▶

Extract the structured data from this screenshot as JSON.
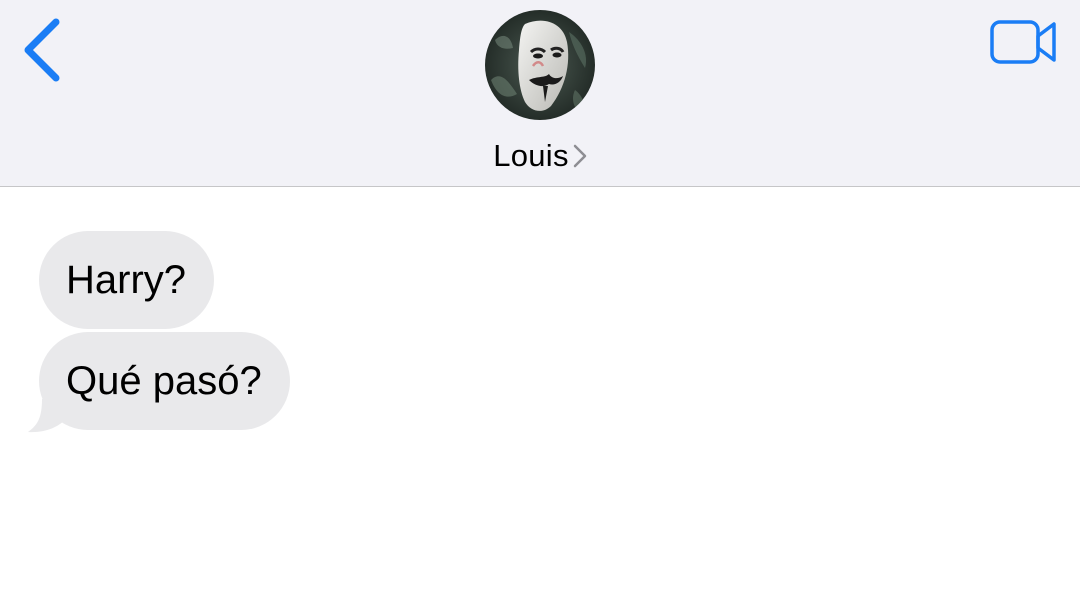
{
  "header": {
    "contact_name": "Louis",
    "back_icon": "chevron-left-icon",
    "video_icon": "video-camera-icon",
    "accent_color": "#1a7df5"
  },
  "messages": [
    {
      "direction": "incoming",
      "text": "Harry?"
    },
    {
      "direction": "incoming",
      "text": "Qué pasó?"
    }
  ]
}
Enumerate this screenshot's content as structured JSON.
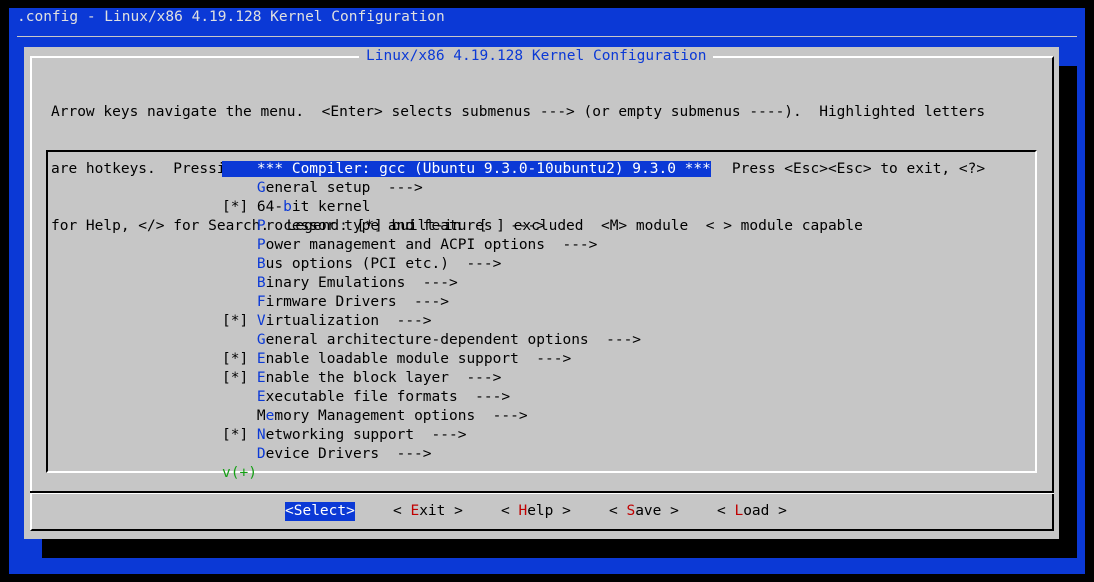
{
  "window": {
    "title": ".config - Linux/x86 4.19.128 Kernel Configuration"
  },
  "dialog": {
    "title": "Linux/x86 4.19.128 Kernel Configuration",
    "help_lines": [
      "Arrow keys navigate the menu.  <Enter> selects submenus ---> (or empty submenus ----).  Highlighted letters",
      "are hotkeys.  Pressing <Y> includes, <N> excludes, <M> modularizes features.  Press <Esc><Esc> to exit, <?>",
      "for Help, </> for Search.  Legend: [*] built-in  [ ] excluded  <M> module  < > module capable"
    ]
  },
  "menu": {
    "items": [
      {
        "prefix": "    ",
        "hotkey": "",
        "rest": "*** Compiler: gcc (Ubuntu 9.3.0-10ubuntu2) 9.3.0 ***",
        "selected": true
      },
      {
        "prefix": "    ",
        "hotkey": "G",
        "rest": "eneral setup  --->"
      },
      {
        "prefix": "[*] ",
        "pre": "64-",
        "hotkey": "b",
        "rest": "it kernel"
      },
      {
        "prefix": "    ",
        "hotkey": "P",
        "rest": "rocessor type and features  --->"
      },
      {
        "prefix": "    ",
        "hotkey": "P",
        "rest": "ower management and ACPI options  --->"
      },
      {
        "prefix": "    ",
        "hotkey": "B",
        "rest": "us options (PCI etc.)  --->"
      },
      {
        "prefix": "    ",
        "hotkey": "B",
        "rest": "inary Emulations  --->"
      },
      {
        "prefix": "    ",
        "hotkey": "F",
        "rest": "irmware Drivers  --->"
      },
      {
        "prefix": "[*] ",
        "hotkey": "V",
        "rest": "irtualization  --->"
      },
      {
        "prefix": "    ",
        "hotkey": "G",
        "rest": "eneral architecture-dependent options  --->"
      },
      {
        "prefix": "[*] ",
        "hotkey": "E",
        "rest": "nable loadable module support  --->"
      },
      {
        "prefix": "[*] ",
        "hotkey": "E",
        "rest": "nable the block layer  --->"
      },
      {
        "prefix": "    ",
        "hotkey": "E",
        "rest": "xecutable file formats  --->"
      },
      {
        "prefix": "    ",
        "pre": "M",
        "hotkey": "e",
        "rest": "mory Management options  --->"
      },
      {
        "prefix": "[*] ",
        "hotkey": "N",
        "rest": "etworking support  --->"
      },
      {
        "prefix": "    ",
        "hotkey": "D",
        "rest": "evice Drivers  --->"
      }
    ],
    "more_indicator": "v(+)"
  },
  "buttons": {
    "select": "<Select>",
    "exit": {
      "open": "< ",
      "hotkey": "E",
      "rest": "xit",
      "close": " >"
    },
    "help": {
      "open": "< ",
      "hotkey": "H",
      "rest": "elp",
      "close": " >"
    },
    "save": {
      "open": "< ",
      "hotkey": "S",
      "rest": "ave",
      "close": " >"
    },
    "load": {
      "open": "< ",
      "hotkey": "L",
      "rest": "oad",
      "close": " >"
    }
  },
  "colors": {
    "terminal_blue": "#0b39d6",
    "dialog_gray": "#c6c6c6",
    "hotkey_blue": "#0b39d6",
    "button_hotkey_red": "#c00000",
    "more_green": "#14a014"
  }
}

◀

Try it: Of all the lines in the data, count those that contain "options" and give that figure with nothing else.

Expected output: 4